Here’s what Forbes wrote about the event: Meryl Streep has three Oscars and is considered the best of all American actresses. But she was bulled in school. She talked about it on Monday night after she was introduced by actress Regency Boies at the Weinstein Company screeening of “Bully” at the Paley Center in New York. The screening was part of the campaign to get the MPAA to change the rating to PG-13 before the film opens next Friday in New York and Los Angeles. Here’s what she said: “I watched this with my four college roommates. We get together every year. A child psychologist, a woman who’s a lawyer, a columnist, and a businesswoman–we were all stunned. It brought me back to New Jersey in nineteen fifty…–a long time ago. I was eight year old and up a tree. And my nemesis, this one bully, was hitting my legs with a stick until they bled. It was very ‘Lord of the Flies’. It was a very nice Republican community, I might add. [Ed note–Meryl said this a with a smile, knowing a lot of the audience were bankers from similar towns. The remark got laughs.] Seeing this, you realize it’s been around, bullying. But I hope this film will give encouragement to the kids who are being bullied. My dad had a little statue on his desk of three little monkeys, a carved Chinese statuette– doing this, this and this. [She demonstrated See No Evil, Say No Evil, Hear No Evil]. I thought maybe this will encourage all those little monkeys to stand up and open their eyes and take the earbuds out of their ears and say something. Because a team is stronger than a bully. I hope you really like it, and tell absolutely everybody at the MPAA that it should have a rating of PG-13.”
And from the New York Daily News: Meryl Streep learned something new about her daughter Tuesday.
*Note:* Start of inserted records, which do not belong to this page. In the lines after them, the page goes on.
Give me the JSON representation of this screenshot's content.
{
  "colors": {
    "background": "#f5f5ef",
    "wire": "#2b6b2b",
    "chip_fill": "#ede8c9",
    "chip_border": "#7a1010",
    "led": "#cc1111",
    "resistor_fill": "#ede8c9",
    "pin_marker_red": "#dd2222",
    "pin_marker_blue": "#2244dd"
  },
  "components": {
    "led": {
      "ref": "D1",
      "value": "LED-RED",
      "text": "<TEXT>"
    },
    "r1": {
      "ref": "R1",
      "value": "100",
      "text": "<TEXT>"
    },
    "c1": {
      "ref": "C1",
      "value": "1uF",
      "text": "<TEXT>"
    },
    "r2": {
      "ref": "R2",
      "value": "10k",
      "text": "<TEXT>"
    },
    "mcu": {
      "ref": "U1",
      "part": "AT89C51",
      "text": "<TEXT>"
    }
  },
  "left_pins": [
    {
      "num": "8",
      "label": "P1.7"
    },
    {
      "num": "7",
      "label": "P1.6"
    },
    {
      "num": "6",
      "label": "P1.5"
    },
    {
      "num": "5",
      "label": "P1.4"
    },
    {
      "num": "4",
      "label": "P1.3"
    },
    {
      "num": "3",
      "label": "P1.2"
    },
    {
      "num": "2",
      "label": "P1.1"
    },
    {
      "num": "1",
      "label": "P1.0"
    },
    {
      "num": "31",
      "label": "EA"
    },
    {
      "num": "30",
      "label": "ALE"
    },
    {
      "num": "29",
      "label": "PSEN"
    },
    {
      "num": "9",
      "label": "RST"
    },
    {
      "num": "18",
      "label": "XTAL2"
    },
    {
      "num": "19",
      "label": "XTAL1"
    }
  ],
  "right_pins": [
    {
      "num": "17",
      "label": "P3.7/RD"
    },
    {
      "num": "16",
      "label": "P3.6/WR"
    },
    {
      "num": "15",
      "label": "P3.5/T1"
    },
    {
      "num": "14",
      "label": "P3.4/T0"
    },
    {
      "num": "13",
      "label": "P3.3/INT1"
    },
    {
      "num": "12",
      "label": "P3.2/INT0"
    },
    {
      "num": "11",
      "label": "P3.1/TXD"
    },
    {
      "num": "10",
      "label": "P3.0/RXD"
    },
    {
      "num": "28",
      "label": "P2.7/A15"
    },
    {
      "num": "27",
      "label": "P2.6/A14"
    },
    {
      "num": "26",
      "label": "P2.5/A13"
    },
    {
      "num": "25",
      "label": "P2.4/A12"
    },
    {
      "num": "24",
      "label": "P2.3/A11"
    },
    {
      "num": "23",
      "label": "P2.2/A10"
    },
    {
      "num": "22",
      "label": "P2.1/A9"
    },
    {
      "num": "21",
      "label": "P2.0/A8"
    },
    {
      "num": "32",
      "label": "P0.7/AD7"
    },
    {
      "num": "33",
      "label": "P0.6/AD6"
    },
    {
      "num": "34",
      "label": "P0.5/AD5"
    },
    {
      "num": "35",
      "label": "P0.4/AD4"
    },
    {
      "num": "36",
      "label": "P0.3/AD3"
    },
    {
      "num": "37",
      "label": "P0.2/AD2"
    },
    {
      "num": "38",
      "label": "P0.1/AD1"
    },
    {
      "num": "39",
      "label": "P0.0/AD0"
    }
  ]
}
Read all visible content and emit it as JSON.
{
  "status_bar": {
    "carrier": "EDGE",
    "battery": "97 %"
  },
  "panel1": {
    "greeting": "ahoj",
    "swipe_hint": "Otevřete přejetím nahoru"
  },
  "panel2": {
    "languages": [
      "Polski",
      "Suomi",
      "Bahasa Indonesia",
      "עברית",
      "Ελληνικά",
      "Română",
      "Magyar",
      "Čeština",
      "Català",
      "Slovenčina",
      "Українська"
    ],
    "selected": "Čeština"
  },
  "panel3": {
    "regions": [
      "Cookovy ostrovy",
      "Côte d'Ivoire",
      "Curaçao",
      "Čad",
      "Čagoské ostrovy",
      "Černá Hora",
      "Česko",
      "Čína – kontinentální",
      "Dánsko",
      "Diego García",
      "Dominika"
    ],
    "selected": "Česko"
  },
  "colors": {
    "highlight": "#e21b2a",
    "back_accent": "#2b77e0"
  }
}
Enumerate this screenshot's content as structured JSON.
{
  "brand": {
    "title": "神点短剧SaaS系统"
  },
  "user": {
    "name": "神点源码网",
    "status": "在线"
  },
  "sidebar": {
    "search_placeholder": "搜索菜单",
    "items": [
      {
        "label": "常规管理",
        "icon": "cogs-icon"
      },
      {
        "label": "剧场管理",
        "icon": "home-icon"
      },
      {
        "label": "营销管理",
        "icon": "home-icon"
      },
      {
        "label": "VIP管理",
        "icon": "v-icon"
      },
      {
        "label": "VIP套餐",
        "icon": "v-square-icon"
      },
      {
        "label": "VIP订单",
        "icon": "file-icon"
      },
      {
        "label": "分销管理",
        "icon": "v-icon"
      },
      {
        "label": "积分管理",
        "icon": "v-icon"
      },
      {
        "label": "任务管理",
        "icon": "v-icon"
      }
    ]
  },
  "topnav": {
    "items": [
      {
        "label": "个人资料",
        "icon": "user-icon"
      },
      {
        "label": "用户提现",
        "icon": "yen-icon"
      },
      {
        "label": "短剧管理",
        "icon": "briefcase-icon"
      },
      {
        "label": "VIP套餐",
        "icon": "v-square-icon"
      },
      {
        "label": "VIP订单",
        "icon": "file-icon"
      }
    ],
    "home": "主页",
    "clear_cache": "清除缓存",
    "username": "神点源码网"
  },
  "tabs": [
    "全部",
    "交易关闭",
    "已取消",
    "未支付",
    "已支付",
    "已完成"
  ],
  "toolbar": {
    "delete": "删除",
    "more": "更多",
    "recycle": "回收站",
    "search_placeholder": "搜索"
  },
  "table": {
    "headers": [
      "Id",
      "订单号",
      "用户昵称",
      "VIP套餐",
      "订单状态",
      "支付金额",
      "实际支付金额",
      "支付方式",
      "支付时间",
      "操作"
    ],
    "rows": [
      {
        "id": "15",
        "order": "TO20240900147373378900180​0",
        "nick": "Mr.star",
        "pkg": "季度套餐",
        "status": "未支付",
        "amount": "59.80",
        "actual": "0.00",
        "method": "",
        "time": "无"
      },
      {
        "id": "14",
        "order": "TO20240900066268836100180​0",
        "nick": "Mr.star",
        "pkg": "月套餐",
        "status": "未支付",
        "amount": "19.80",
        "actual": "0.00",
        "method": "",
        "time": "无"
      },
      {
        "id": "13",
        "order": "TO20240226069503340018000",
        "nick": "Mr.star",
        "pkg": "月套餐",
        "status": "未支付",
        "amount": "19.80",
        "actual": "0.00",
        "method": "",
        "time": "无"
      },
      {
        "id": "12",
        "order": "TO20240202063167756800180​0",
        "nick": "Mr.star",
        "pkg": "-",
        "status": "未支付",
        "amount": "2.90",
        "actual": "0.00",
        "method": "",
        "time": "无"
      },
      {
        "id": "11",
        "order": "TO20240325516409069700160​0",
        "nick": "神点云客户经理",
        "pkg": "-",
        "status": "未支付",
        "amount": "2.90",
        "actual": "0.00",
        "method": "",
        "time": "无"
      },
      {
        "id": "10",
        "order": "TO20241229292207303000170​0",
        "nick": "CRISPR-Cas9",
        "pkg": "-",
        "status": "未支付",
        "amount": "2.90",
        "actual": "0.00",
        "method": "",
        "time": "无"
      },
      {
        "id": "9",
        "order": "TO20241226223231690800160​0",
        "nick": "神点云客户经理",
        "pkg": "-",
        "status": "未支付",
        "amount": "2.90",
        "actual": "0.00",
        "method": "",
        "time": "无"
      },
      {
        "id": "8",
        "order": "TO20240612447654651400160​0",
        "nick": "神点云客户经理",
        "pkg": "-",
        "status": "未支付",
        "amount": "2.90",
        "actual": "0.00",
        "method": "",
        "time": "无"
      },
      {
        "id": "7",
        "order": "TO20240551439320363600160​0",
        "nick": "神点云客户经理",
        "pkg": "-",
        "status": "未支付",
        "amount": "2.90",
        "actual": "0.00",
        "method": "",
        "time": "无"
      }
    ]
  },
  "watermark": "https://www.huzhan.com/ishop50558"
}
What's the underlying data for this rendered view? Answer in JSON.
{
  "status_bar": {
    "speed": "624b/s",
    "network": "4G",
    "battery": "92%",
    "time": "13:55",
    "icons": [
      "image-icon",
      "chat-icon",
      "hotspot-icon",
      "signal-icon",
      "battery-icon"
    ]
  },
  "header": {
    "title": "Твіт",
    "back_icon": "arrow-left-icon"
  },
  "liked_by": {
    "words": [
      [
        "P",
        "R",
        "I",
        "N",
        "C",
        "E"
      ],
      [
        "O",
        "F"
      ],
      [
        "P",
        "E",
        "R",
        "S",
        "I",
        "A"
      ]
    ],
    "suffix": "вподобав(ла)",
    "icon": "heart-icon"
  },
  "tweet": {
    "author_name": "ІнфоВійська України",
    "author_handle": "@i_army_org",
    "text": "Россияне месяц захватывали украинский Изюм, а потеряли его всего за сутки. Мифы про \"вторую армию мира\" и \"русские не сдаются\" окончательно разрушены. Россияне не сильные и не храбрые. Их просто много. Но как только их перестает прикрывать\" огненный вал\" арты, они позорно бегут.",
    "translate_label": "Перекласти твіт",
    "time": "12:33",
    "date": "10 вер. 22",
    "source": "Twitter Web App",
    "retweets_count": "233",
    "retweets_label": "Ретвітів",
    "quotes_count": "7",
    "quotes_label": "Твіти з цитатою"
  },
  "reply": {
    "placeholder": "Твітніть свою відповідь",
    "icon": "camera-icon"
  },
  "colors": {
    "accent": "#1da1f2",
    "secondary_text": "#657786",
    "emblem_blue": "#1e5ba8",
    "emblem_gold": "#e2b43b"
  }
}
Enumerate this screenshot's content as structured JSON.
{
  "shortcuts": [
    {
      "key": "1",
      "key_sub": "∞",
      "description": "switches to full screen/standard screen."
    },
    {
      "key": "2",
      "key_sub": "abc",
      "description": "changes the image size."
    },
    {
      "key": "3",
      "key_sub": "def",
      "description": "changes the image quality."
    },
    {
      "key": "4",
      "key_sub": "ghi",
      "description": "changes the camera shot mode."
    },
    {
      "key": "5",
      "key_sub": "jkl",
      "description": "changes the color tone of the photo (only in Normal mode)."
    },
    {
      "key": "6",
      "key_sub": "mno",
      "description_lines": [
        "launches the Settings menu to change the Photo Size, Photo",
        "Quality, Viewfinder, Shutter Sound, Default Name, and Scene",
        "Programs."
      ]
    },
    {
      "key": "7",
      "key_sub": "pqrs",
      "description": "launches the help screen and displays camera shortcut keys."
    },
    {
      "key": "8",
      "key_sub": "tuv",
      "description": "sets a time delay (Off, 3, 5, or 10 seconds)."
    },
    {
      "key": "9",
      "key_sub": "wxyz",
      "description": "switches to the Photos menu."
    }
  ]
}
At a special screening of “Bully” that the Oscar winner hosted at the Paley Center for Media, actress Regency Boies recalled the times her classmate, Streep’s daughter Mamie Gummer, came to the aid of fellow students who were being tormented. “I saw her on more than a few occasions come to the rescue of some of our classmates that were being ridiculed when none of the rest of us were brave enough to confront them,” Boies said, adding that she knew Gummer’s actions were a product of “the integrity and the kindness that Meryl instilled.” After listening to Boies remarks, an emotional Streep said it was the first time she’d heard this and needed a moment “to recover, because that’s just so great to hear.” Other guests called “Bully” great, adding that they could not understand why the MPAA would give such a powerful documentary an R rating.
In other news, director Ulu Grosbard, who directed Meryl in the 1984 love story Falling in Love, has died. Grosbard was nominated for his first Tony Award in 1965 for The Subject Was Roses, Frank D. Gilroy’s Pulitzer Prize-winning drama about a soldier (Martin Sheen) returning from war to his parents in the Bronx. His second nom came in 1977 for the original Broadway production of David Mamet’s American Buffalo, the junk shop-set drama that starred Robert Duvall. Grosbard directed Dustin Hoffman in Who Is Harry Kellerman and Why Is He Saying Those Terrible Things About Me? (1971) and Straight Time (1978) and helmed the 1968 screen adaptation of The Subject Was Roses, his feature debut. Other credits include Georgia (1995), with Jennifer Jason Leigh and The Deep End of the Ocean (1999), starring Michelle Pfeiffer.